>>>>>
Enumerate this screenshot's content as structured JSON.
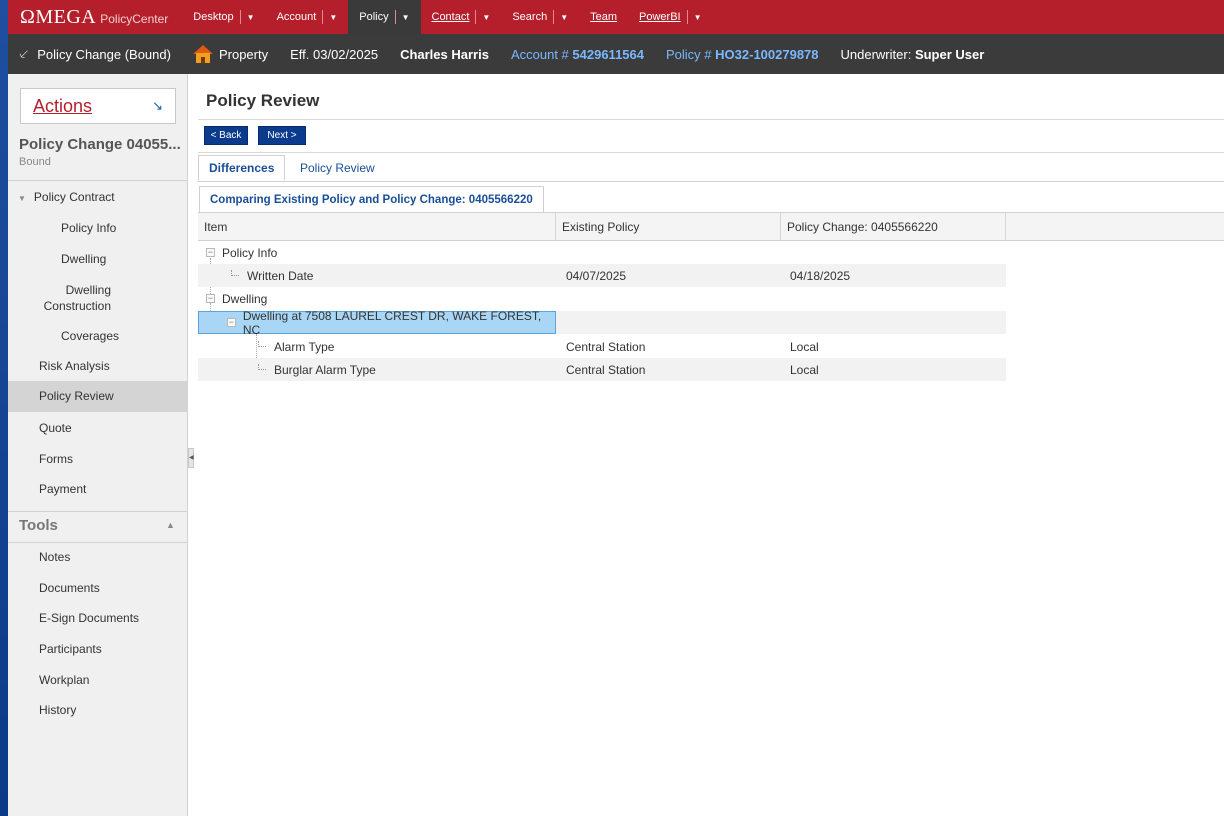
{
  "app": {
    "logo": "ΩMEGA",
    "product": "PolicyCenter"
  },
  "topnav": [
    {
      "label": "Desktop",
      "has_caret": true
    },
    {
      "label": "Account",
      "has_caret": true
    },
    {
      "label": "Policy",
      "has_caret": true,
      "active": true
    },
    {
      "label": "Contact",
      "has_caret": true
    },
    {
      "label": "Search",
      "has_caret": true
    },
    {
      "label": "Team",
      "has_caret": false
    },
    {
      "label": "PowerBI",
      "has_caret": true
    }
  ],
  "infobar": {
    "transaction": "Policy Change (Bound)",
    "line": "Property",
    "effective": "Eff. 03/02/2025",
    "insured": "Charles Harris",
    "account_label": "Account #",
    "account_number": "5429611564",
    "policy_label": "Policy #",
    "policy_number": "HO32-100279878",
    "underwriter_label": "Underwriter:",
    "underwriter": "Super User"
  },
  "sidebar": {
    "actions_label": "Actions",
    "title": "Policy Change 04055...",
    "status": "Bound",
    "section_label": "Policy Contract",
    "items": [
      {
        "label": "Policy Info"
      },
      {
        "label": "Dwelling"
      },
      {
        "label": "Dwelling Construction"
      },
      {
        "label": "Coverages"
      },
      {
        "label": "Risk Analysis"
      },
      {
        "label": "Policy Review",
        "selected": true
      },
      {
        "label": "Quote"
      },
      {
        "label": "Forms"
      },
      {
        "label": "Payment"
      }
    ],
    "tools_label": "Tools",
    "tools": [
      {
        "label": "Notes"
      },
      {
        "label": "Documents"
      },
      {
        "label": "E-Sign Documents"
      },
      {
        "label": "Participants"
      },
      {
        "label": "Workplan"
      },
      {
        "label": "History"
      }
    ]
  },
  "main": {
    "title": "Policy Review",
    "back_label": "< Back",
    "next_label": "Next >",
    "tabs": [
      {
        "label": "Differences",
        "active": true
      },
      {
        "label": "Policy Review",
        "active": false
      }
    ],
    "subtab": "Comparing Existing Policy and Policy Change: 0405566220",
    "columns": [
      "Item",
      "Existing Policy",
      "Policy Change: 0405566220"
    ],
    "rows": [
      {
        "item": "Policy Info",
        "existing": "",
        "change": ""
      },
      {
        "item": "Written Date",
        "existing": "04/07/2025",
        "change": "04/18/2025"
      },
      {
        "item": "Dwelling",
        "existing": "",
        "change": ""
      },
      {
        "item": "Dwelling at 7508 LAUREL CREST DR, WAKE FOREST, NC",
        "existing": "",
        "change": ""
      },
      {
        "item": "Alarm Type",
        "existing": "Central Station",
        "change": "Local"
      },
      {
        "item": "Burglar Alarm Type",
        "existing": "Central Station",
        "change": "Local"
      }
    ]
  },
  "colors": {
    "brand_red": "#b41f2b",
    "dark_bar": "#3b3b3b",
    "button_blue": "#0b3b8c",
    "link_blue": "#1a4f98",
    "highlight": "#a9d6f5"
  }
}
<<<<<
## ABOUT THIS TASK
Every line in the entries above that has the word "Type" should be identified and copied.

## RESPONSE AREA
        "item": "Alarm Type",
        "item": "Burglar Alarm Type",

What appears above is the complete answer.